View More: http://desireastottrodgers.pass.us/morrisons-february-2014

Erika Morrison is a visionary and a life artist. With a palette of ordinary elements like air and skin and laundry and the trash on her neighborhood streets, she paints bold portraits of Kingdom-come. Readers of her blog and the collaborative websites for which she writes have watched Erika welcome beggars into family gatherings, host a dance party to fight trafficking, and adopt an entire city’s homeless population. This unconventional approach to spirituality has caught the attention of groups around the world, and she is now on the speaking circuit in addition to her online writing. Erika engages conference attendees on themes of missional living and avant-garde faith, beating hard the drum of social justice. She has been sought out as a storyteller-advocate by international justice groups including the Exodus Road, a human trafficking rescue coalition, and Help One Now, an organization aiding children in poverty. Within her own hometown, she co-leads a project, The Common, that helps anticipate and meet the needs of the city’s homeless community. Her ultimate goal in every aspect of life is to witness heaven in the details and then weave them into a story of unspeakable depth.

Nearly a decade ago, Erika asked God to bless her and found her world turning upside-down at God’s definition of “blessing.” Her marriage dove into crisis, her family lost their home, and they found themselves slipping off the end of their rope only to find their fingers gripped by the hand of God: all they had left in the world. The life she discovered on the other side of that encounter was far from normal. Joy became a series of high and unbidden moments unrelated to circumstances. God’s face took on the wrinkles of men sleeping in doorways, His voice the off-key Kumbayahs of cross-dressers at the soup kitchen. The labels so often used to define people—mother, stranger, beggar, loser—no longer influenced the Christ-breathed identity Erika saw in them. Standardized ways of seeing the world were flipped on their heads.
Since then, Erika has been chasing the tail of every commonplace word she can think of and redefining it under a new lens. She shares her perspectives through the medium of story, painting day-to-day events with bold dollops of humor and a knack for wordplay. While she writes candidly about her conversations with God, Christians will not find any stale terminology or platitudes among her words. Erika’s writing voice is imaginative and poetic, sometimes undignified, often unpredictable, always sincere.

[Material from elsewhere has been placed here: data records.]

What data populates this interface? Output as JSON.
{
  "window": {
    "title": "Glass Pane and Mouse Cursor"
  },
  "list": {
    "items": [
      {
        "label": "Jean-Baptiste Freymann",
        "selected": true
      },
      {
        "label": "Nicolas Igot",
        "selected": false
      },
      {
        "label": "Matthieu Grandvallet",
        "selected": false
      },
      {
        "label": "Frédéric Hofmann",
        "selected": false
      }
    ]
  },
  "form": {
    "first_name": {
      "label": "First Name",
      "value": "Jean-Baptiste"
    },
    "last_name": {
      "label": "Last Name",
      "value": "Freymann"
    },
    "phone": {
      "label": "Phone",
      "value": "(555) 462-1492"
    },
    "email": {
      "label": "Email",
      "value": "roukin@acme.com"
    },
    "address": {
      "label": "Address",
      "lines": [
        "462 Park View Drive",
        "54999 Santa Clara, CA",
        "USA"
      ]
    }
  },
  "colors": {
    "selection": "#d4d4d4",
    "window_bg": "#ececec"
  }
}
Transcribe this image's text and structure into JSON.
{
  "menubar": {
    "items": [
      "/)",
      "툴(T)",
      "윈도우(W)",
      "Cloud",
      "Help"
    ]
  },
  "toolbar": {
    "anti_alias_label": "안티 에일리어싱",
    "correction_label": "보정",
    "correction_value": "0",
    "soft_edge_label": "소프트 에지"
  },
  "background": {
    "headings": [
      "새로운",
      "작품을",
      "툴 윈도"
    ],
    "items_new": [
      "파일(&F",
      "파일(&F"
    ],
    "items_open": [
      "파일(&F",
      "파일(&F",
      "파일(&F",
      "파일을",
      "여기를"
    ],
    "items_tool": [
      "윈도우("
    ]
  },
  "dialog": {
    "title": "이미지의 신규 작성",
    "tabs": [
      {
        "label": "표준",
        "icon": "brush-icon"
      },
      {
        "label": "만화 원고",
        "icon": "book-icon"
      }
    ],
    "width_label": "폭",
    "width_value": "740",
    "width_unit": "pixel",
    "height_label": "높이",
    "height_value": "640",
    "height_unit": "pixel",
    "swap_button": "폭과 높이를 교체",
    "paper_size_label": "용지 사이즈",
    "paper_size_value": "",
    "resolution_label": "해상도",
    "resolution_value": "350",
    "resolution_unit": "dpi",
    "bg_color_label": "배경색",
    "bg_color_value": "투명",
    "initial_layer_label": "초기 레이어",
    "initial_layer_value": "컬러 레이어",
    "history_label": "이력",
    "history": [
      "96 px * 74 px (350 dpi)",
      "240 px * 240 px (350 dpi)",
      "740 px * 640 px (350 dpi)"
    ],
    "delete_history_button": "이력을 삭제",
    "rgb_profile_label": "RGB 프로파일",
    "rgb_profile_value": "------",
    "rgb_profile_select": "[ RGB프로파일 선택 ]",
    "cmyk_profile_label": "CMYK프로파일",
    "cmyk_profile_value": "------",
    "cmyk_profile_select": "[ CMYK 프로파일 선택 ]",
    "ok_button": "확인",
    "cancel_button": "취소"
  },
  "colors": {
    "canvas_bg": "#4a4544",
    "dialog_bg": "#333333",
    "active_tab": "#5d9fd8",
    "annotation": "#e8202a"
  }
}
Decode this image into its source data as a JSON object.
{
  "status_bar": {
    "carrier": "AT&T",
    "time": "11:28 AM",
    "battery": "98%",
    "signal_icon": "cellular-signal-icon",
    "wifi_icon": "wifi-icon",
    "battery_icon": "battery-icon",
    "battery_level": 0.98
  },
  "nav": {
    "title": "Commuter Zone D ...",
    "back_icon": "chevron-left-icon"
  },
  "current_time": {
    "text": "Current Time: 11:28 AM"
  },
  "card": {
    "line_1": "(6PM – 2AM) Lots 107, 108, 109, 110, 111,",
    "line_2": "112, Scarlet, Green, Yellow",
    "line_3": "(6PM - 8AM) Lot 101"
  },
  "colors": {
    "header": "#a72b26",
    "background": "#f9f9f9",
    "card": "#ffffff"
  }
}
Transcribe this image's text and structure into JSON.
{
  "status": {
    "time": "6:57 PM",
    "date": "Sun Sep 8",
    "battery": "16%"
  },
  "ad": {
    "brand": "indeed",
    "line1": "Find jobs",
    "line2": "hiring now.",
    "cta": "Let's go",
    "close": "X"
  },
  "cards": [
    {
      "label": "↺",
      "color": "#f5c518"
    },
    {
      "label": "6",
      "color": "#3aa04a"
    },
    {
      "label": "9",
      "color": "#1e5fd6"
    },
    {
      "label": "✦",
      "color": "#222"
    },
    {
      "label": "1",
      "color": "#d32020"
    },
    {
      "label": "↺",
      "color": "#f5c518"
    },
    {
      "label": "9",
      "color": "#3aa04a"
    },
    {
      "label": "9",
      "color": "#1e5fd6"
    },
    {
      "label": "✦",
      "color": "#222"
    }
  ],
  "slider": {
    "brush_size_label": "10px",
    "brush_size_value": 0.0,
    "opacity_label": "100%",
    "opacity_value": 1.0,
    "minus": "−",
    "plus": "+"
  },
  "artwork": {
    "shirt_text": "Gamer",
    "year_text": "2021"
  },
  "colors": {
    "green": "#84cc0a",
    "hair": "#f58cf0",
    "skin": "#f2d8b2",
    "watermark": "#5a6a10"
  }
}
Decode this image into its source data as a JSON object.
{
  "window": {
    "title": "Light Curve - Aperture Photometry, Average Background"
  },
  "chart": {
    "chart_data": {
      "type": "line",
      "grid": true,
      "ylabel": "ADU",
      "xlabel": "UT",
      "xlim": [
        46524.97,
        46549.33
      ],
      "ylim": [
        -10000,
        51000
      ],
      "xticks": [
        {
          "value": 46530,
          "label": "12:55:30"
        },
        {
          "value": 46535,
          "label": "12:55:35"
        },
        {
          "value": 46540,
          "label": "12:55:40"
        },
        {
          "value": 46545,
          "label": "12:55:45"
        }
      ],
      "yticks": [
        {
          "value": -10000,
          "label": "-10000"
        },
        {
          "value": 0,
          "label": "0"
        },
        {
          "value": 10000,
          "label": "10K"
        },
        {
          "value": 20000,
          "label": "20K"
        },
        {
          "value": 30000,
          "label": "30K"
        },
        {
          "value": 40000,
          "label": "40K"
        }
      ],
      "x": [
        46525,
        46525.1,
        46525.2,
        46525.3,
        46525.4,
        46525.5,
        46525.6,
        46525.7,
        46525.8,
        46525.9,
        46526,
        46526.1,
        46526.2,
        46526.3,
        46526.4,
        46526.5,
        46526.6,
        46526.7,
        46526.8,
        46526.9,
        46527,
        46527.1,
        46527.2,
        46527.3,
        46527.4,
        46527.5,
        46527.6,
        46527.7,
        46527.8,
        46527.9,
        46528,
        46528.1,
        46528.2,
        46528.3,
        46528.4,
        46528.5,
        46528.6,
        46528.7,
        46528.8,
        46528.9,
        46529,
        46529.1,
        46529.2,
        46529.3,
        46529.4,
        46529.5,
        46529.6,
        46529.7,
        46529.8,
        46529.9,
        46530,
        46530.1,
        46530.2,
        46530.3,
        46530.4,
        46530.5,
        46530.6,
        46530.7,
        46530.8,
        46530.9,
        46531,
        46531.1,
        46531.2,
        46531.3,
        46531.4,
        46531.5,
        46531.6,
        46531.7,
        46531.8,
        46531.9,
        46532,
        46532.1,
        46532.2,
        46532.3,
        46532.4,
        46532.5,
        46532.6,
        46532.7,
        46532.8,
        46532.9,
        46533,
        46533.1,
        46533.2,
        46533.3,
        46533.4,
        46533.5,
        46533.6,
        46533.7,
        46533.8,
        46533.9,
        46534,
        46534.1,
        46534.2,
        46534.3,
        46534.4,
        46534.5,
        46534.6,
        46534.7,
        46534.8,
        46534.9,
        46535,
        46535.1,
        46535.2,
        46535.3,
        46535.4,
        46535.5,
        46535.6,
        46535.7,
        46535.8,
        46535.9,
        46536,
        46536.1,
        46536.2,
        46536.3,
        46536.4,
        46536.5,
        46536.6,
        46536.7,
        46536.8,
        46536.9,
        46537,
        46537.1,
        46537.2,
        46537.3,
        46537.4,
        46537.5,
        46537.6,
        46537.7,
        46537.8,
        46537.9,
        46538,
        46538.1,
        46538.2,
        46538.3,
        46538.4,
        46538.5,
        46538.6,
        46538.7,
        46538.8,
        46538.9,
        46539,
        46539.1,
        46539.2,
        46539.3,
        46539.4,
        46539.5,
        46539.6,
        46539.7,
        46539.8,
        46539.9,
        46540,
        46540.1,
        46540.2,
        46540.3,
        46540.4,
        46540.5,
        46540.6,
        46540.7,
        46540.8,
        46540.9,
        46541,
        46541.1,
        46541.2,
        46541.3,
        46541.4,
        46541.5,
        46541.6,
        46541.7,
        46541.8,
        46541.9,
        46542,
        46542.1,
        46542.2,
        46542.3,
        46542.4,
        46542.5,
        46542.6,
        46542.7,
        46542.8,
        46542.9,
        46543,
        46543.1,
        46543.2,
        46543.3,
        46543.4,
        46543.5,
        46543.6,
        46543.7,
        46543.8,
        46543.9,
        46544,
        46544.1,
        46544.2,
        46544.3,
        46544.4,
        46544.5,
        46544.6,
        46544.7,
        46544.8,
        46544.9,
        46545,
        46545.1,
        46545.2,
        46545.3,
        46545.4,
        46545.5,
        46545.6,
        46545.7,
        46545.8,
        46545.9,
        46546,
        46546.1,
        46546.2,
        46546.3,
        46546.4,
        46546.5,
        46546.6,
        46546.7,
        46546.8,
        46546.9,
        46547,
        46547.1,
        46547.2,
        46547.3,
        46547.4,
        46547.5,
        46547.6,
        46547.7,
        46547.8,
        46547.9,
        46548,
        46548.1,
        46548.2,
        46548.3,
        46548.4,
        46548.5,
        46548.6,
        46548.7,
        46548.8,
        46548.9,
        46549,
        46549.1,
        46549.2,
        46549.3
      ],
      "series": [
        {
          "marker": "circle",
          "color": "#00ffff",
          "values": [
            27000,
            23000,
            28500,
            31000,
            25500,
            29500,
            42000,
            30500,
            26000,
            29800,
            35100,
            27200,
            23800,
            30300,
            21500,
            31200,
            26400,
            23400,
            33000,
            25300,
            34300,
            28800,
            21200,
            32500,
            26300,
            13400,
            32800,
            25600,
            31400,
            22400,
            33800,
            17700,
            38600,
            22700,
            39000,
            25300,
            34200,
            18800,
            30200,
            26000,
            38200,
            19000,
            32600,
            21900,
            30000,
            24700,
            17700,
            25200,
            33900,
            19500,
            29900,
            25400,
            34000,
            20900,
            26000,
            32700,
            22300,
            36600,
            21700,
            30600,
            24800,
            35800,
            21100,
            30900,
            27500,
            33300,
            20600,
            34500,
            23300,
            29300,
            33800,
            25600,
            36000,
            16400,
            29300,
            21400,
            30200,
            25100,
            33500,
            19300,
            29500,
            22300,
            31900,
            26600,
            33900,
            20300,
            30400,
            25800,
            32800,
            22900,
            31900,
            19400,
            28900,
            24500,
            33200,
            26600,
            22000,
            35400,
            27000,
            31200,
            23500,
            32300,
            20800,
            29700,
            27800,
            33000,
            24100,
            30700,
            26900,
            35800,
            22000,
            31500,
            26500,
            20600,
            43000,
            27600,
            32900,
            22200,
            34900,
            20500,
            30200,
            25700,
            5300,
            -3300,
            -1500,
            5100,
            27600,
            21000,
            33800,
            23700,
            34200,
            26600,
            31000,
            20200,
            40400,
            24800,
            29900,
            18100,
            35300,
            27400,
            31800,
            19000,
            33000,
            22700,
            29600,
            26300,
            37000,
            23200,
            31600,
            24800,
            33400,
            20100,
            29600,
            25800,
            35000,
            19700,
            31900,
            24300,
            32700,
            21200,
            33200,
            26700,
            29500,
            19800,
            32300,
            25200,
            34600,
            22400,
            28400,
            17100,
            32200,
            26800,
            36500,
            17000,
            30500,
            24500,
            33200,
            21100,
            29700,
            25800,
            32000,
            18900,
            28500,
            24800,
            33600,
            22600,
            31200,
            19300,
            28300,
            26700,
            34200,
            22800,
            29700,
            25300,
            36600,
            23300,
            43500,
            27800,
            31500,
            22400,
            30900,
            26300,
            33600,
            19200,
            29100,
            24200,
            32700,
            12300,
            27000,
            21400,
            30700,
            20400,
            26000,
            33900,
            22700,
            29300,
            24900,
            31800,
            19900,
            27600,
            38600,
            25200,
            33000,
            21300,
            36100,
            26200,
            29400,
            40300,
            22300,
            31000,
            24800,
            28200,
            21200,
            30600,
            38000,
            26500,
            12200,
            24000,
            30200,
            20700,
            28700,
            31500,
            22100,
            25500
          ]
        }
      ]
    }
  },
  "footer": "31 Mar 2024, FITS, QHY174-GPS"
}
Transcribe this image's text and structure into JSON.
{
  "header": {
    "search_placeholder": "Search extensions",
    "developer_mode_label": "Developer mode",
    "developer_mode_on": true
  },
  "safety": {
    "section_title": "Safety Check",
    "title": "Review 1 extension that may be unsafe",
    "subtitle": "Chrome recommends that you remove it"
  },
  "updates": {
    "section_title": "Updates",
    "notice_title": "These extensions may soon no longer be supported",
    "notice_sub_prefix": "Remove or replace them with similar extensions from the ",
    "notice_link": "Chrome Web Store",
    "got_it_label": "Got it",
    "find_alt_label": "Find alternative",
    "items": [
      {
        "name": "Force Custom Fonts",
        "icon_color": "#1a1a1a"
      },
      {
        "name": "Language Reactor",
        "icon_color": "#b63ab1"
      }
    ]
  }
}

Erika describes the way she helps her homeless friends as not just getting her hands dirty in the nitty-gritty of their lives but sitting shoulder to shoulder with them and listening to their stories. Alongside her husband of fourteen years and their three hooligan boys, she immerses herself in the margins of society, a world of rough talk and even rougher circumstances that many Christians fear to engage. This puts Erika in the unique position to act as a bridge between cultures. Through her stories, readers can see over the walls that have traditionally separated Christians from the non-religious, street-dwellers from the middle-class, and those whose gifts are valued by society from those deemed unworthy. Seeing humanity in this way is a gift, and one that she longs to share with every possible member of her global family.

Erika makes her home and invests her heart in the Yale University town of New Haven, CT along with her husband Austin, their sons Gabriel, Seth, and Jude, and a female pit bull named Zeppelin.